[Opening Material for the task section]
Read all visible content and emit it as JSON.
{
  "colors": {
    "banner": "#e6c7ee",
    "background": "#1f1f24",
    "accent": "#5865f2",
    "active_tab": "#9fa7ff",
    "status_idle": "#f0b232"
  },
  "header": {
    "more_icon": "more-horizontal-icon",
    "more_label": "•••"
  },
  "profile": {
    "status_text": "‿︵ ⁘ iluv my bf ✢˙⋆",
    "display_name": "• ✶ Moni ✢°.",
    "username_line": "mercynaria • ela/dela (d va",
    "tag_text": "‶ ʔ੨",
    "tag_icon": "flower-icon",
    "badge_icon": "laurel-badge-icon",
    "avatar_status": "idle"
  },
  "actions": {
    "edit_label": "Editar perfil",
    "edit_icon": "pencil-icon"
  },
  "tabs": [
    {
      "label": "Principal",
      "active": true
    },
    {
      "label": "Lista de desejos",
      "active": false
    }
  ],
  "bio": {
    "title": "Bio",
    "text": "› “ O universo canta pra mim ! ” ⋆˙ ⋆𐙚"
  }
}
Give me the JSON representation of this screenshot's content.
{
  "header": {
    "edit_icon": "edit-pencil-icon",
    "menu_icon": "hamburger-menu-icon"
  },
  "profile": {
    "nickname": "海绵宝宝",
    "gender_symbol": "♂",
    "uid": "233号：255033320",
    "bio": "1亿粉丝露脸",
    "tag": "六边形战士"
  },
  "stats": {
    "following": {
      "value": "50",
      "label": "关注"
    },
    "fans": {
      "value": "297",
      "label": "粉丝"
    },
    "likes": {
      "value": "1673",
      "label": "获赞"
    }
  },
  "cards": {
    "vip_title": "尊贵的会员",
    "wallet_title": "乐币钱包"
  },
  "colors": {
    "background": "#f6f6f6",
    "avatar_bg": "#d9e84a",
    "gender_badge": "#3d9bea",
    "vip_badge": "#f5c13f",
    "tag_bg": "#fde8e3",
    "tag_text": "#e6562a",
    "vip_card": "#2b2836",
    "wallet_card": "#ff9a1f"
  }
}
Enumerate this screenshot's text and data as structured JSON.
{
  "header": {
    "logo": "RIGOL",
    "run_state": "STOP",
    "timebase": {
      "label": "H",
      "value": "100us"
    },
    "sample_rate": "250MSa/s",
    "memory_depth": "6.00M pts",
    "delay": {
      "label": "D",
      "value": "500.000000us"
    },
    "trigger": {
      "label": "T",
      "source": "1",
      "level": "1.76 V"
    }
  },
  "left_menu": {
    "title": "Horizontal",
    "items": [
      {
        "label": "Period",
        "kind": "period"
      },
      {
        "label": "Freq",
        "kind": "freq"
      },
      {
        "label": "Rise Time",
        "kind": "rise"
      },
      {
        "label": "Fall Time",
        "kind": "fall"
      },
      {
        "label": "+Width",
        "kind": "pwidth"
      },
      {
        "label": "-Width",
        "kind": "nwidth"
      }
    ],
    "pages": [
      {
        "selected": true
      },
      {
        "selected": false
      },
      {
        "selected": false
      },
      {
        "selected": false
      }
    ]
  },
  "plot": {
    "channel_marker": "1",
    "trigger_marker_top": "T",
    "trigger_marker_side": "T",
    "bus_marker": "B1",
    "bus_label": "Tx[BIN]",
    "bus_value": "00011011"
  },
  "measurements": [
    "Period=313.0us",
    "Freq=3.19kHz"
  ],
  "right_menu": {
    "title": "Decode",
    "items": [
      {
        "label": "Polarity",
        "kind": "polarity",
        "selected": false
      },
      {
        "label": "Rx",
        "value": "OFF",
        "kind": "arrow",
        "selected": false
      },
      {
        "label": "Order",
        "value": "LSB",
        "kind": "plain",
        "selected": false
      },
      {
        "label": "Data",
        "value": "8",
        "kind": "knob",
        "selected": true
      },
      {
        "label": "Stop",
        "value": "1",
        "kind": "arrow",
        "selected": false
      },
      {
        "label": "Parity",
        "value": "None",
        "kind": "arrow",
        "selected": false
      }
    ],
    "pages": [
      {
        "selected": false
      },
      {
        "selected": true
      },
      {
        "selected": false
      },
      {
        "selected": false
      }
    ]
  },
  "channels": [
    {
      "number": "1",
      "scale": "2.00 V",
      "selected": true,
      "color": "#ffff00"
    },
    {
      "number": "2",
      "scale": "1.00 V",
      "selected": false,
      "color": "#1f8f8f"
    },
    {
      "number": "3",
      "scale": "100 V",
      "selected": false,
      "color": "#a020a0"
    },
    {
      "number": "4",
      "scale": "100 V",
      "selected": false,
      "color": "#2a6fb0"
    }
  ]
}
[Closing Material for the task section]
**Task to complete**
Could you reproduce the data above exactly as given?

**Completed task**
Read all visible content and emit it as JSON.
{
  "colors": {
    "banner": "#e6c7ee",
    "background": "#1f1f24",
    "accent": "#5865f2",
    "active_tab": "#9fa7ff",
    "status_idle": "#f0b232"
  },
  "header": {
    "more_icon": "more-horizontal-icon",
    "more_label": "•••"
  },
  "profile": {
    "status_text": "‿︵ ⁘ iluv my bf ✢˙⋆",
    "display_name": "• ✶ Moni ✢°.",
    "username_line": "mercynaria • ela/dela (d va",
    "tag_text": "‶ ʔ੨",
    "tag_icon": "flower-icon",
    "badge_icon": "laurel-badge-icon",
    "avatar_status": "idle"
  },
  "actions": {
    "edit_label": "Editar perfil",
    "edit_icon": "pencil-icon"
  },
  "tabs": [
    {
      "label": "Principal",
      "active": true
    },
    {
      "label": "Lista de desejos",
      "active": false
    }
  ],
  "bio": {
    "title": "Bio",
    "text": "› “ O universo canta pra mim ! ” ⋆˙ ⋆𐙚"
  }
}
Give me the JSON representation of this screenshot's content.
{
  "header": {
    "edit_icon": "edit-pencil-icon",
    "menu_icon": "hamburger-menu-icon"
  },
  "profile": {
    "nickname": "海绵宝宝",
    "gender_symbol": "♂",
    "uid": "233号：255033320",
    "bio": "1亿粉丝露脸",
    "tag": "六边形战士"
  },
  "stats": {
    "following": {
      "value": "50",
      "label": "关注"
    },
    "fans": {
      "value": "297",
      "label": "粉丝"
    },
    "likes": {
      "value": "1673",
      "label": "获赞"
    }
  },
  "cards": {
    "vip_title": "尊贵的会员",
    "wallet_title": "乐币钱包"
  },
  "colors": {
    "background": "#f6f6f6",
    "avatar_bg": "#d9e84a",
    "gender_badge": "#3d9bea",
    "vip_badge": "#f5c13f",
    "tag_bg": "#fde8e3",
    "tag_text": "#e6562a",
    "vip_card": "#2b2836",
    "wallet_card": "#ff9a1f"
  }
}
Enumerate this screenshot's text and data as structured JSON.
{
  "header": {
    "logo": "RIGOL",
    "run_state": "STOP",
    "timebase": {
      "label": "H",
      "value": "100us"
    },
    "sample_rate": "250MSa/s",
    "memory_depth": "6.00M pts",
    "delay": {
      "label": "D",
      "value": "500.000000us"
    },
    "trigger": {
      "label": "T",
      "source": "1",
      "level": "1.76 V"
    }
  },
  "left_menu": {
    "title": "Horizontal",
    "items": [
      {
        "label": "Period",
        "kind": "period"
      },
      {
        "label": "Freq",
        "kind": "freq"
      },
      {
        "label": "Rise Time",
        "kind": "rise"
      },
      {
        "label": "Fall Time",
        "kind": "fall"
      },
      {
        "label": "+Width",
        "kind": "pwidth"
      },
      {
        "label": "-Width",
        "kind": "nwidth"
      }
    ],
    "pages": [
      {
        "selected": true
      },
      {
        "selected": false
      },
      {
        "selected": false
      },
      {
        "selected": false
      }
    ]
  },
  "plot": {
    "channel_marker": "1",
    "trigger_marker_top": "T",
    "trigger_marker_side": "T",
    "bus_marker": "B1",
    "bus_label": "Tx[BIN]",
    "bus_value": "00011011"
  },
  "measurements": [
    "Period=313.0us",
    "Freq=3.19kHz"
  ],
  "right_menu": {
    "title": "Decode",
    "items": [
      {
        "label": "Polarity",
        "kind": "polarity",
        "selected": false
      },
      {
        "label": "Rx",
        "value": "OFF",
        "kind": "arrow",
        "selected": false
      },
      {
        "label": "Order",
        "value": "LSB",
        "kind": "plain",
        "selected": false
      },
      {
        "label": "Data",
        "value": "8",
        "kind": "knob",
        "selected": true
      },
      {
        "label": "Stop",
        "value": "1",
        "kind": "arrow",
        "selected": false
      },
      {
        "label": "Parity",
        "value": "None",
        "kind": "arrow",
        "selected": false
      }
    ],
    "pages": [
      {
        "selected": false
      },
      {
        "selected": true
      },
      {
        "selected": false
      },
      {
        "selected": false
      }
    ]
  },
  "channels": [
    {
      "number": "1",
      "scale": "2.00 V",
      "selected": true,
      "color": "#ffff00"
    },
    {
      "number": "2",
      "scale": "1.00 V",
      "selected": false,
      "color": "#1f8f8f"
    },
    {
      "number": "3",
      "scale": "100 V",
      "selected": false,
      "color": "#a020a0"
    },
    {
      "number": "4",
      "scale": "100 V",
      "selected": false,
      "color": "#2a6fb0"
    }
  ]
}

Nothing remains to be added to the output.